National Pearl Harbor Remembrance Day
National Pearl Harbor Remembrance Day, which is observed annually on December 7, is to remember and honor all those who died in the attack on Pearl Harbor on December 7, 1941. On August 23, 1994, United States Congress, by Pub.L. 103–308, designated December 7 of each year as National Pearl Harbor Remembrance Day. National Pearl Harbor Remembrance Day is also referred to as Pearl Harbor Remembrance Day or Pearl Harbor Day. It is a tradition to fly the Flag of the United States at half-staff until sunset in honor of dead patriots.
The Attack on Pearl Harbor
On Sunday morning, December 7, 1941 America's naval base in Pearl Harbor, Hawaii was attacked by the forces of the Empire of Japan. More than 2,400 Americans were killed and more than 1,100 were wounded. The attack sank four U.S. Navy battleships and damaged four more. It also damaged or sank three cruisers, three destroyers, one minelayer and damaged 188 aircraft.
The day after the attack, the United States declared war on Japan and entered World War II. President Franklin Roosevelt, in a speech to Congress, stated that the bombing of Pearl Harbor is "a date which will live in infamy".
It is not a federal holiday. Government offices, schools, and businesses do not close. Some organizations may hold special events in memory of those killed or injured at Pearl Harbor.
Memorials have been built to remember the day and its events. The USS Arizona memorial in Pearl Harbor is a marble memorial over the sunken battleship USS Arizona, which was dedicated in 1962. The memorial remembers all military personnel who were killed in the Pearl Harbor attack. Another memorial is that of the USS Utah, a battleship that was attacked and sunk in the attack. A memorial to honor the crew of the USS Utah was dedicated on the northwest shore of Ford Island, near the ship's wreck, in 1972. The ship was added to the National Register of Historic Places and declared a National Historic Landmark in 1989.
In 1990, leading up to the 50th anniversary of the attack on Pearl Harbor, Congress established the Pearl Harbor Commemorative Medal. This is also known as the Pearl Harbor Survivor's medal and was awarded to anyone who was in the U.S. Armed Forces and who was present in Hawaii on December 7, 1941 and participated in combat operations that day against the attack. The medal was also awarded to civilians who were killed or injured in the attack.

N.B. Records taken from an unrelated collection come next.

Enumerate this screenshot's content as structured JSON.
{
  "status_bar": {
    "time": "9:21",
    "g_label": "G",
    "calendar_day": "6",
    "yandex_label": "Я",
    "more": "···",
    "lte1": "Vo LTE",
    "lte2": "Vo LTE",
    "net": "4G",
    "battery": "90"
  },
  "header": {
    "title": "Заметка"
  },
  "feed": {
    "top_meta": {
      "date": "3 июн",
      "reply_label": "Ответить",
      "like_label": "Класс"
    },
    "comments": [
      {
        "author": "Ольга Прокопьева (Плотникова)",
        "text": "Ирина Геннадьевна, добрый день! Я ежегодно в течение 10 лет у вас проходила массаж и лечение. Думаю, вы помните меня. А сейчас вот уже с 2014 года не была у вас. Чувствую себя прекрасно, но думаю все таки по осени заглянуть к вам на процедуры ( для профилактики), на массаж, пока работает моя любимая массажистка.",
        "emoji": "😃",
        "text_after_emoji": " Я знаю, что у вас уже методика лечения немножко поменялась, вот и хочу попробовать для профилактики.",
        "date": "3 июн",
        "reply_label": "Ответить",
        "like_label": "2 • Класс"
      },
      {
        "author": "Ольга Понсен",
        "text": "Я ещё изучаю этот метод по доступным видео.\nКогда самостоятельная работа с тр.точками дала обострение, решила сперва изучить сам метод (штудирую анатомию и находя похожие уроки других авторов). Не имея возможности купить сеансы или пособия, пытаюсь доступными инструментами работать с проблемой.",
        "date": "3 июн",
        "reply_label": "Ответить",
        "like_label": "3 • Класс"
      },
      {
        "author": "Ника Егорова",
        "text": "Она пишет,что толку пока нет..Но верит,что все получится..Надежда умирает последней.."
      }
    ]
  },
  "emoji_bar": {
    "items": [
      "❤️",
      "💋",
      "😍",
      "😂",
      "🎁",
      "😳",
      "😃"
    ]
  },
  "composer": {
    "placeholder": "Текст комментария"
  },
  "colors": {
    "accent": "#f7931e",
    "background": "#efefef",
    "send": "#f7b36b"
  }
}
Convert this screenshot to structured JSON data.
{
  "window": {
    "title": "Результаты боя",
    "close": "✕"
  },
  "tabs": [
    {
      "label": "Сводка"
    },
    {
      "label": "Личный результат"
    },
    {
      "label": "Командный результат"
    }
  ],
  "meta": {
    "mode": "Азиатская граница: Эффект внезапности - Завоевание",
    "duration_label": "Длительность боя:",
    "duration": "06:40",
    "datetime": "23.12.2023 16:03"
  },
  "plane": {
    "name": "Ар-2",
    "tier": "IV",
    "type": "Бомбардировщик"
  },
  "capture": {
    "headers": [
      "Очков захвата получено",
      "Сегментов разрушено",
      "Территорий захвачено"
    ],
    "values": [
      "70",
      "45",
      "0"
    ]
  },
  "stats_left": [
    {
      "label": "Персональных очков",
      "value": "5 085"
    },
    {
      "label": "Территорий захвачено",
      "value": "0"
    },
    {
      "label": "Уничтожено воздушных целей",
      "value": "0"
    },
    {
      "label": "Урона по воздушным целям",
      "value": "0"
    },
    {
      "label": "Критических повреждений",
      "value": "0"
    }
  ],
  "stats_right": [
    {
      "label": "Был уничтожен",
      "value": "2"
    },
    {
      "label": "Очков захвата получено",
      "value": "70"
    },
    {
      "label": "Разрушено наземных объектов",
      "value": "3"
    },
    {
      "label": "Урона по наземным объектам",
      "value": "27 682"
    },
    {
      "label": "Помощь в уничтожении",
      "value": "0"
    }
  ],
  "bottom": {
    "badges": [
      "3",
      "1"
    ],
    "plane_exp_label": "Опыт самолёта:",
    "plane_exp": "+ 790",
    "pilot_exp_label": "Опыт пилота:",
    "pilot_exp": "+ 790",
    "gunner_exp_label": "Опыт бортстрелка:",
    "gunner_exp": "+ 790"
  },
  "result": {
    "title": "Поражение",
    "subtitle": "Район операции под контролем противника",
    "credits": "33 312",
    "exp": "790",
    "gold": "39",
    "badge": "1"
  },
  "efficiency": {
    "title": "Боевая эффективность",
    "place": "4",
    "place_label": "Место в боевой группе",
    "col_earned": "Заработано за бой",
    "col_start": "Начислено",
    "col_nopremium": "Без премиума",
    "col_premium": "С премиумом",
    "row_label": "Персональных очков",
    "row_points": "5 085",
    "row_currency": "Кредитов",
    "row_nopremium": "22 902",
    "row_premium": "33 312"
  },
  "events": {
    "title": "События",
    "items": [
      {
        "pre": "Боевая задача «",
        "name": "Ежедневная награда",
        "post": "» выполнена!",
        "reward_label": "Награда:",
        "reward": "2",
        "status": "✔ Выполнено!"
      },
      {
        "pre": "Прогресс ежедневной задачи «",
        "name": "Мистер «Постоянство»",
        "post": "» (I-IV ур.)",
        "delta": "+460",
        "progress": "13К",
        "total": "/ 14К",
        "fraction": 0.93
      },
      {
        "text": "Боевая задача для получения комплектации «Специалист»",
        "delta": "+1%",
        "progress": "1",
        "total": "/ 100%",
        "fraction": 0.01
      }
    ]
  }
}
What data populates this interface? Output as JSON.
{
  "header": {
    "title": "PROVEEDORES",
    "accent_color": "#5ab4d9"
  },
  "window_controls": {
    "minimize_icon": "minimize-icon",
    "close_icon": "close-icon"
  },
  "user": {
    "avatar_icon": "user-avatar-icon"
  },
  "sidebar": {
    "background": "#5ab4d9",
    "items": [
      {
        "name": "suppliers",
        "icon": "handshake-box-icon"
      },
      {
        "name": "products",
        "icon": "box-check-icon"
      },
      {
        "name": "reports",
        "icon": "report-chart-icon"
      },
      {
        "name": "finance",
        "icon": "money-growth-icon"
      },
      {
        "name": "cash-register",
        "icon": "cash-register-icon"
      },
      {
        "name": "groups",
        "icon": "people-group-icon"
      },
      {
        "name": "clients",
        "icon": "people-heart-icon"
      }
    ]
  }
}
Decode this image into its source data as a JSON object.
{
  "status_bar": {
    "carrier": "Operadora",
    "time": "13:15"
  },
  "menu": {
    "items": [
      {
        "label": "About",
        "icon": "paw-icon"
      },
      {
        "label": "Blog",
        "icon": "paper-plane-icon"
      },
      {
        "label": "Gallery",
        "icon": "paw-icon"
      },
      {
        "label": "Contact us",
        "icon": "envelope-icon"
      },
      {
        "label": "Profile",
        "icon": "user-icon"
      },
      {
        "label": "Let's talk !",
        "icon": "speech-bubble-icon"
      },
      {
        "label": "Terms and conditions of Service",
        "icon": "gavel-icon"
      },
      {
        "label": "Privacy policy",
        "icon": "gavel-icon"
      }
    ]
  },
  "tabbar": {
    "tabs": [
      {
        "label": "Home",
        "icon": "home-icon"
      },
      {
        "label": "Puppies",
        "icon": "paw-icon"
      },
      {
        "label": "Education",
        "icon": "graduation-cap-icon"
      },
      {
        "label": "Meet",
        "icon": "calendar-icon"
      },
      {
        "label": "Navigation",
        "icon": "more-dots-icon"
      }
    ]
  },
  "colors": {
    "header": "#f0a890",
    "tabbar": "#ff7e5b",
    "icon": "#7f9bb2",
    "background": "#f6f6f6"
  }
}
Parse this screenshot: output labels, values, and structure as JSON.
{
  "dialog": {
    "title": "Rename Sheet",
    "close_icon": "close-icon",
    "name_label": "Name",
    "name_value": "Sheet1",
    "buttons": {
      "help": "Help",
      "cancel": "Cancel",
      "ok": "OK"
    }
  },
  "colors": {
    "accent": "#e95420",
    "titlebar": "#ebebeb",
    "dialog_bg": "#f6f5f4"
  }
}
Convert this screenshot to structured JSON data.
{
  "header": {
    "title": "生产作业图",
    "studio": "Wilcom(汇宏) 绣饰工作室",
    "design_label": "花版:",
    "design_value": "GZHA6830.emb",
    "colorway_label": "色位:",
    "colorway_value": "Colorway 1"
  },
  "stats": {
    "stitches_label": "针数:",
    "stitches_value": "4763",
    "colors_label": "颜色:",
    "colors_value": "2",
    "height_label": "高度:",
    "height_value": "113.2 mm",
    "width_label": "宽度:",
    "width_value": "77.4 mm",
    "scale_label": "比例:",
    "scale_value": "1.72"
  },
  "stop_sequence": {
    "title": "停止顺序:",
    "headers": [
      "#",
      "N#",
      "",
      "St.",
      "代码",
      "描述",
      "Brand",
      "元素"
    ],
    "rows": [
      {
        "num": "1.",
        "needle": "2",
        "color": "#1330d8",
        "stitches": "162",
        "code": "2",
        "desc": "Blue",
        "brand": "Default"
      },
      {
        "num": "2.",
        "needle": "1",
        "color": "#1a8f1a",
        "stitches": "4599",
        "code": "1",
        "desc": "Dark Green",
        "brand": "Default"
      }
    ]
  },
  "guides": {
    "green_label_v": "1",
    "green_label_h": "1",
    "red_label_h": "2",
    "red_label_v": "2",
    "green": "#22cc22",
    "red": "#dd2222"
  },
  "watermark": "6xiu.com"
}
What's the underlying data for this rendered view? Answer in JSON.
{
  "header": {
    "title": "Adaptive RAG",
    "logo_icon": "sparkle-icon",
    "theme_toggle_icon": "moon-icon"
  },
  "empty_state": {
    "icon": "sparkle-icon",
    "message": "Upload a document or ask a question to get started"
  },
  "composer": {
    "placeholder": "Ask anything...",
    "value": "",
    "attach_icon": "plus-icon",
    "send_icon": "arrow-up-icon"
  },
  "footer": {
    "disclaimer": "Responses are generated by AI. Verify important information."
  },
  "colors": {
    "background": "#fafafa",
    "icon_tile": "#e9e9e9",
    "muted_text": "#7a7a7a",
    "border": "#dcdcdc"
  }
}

A few years later, Congress amended the law to allow any person who was present in Hawaii on December 7, 1941 and was involved in combat operations against Japanese military forces attacking Hawaii to receive the award. In both instances, there was a limited time period to apply for the award, and it is no longer issued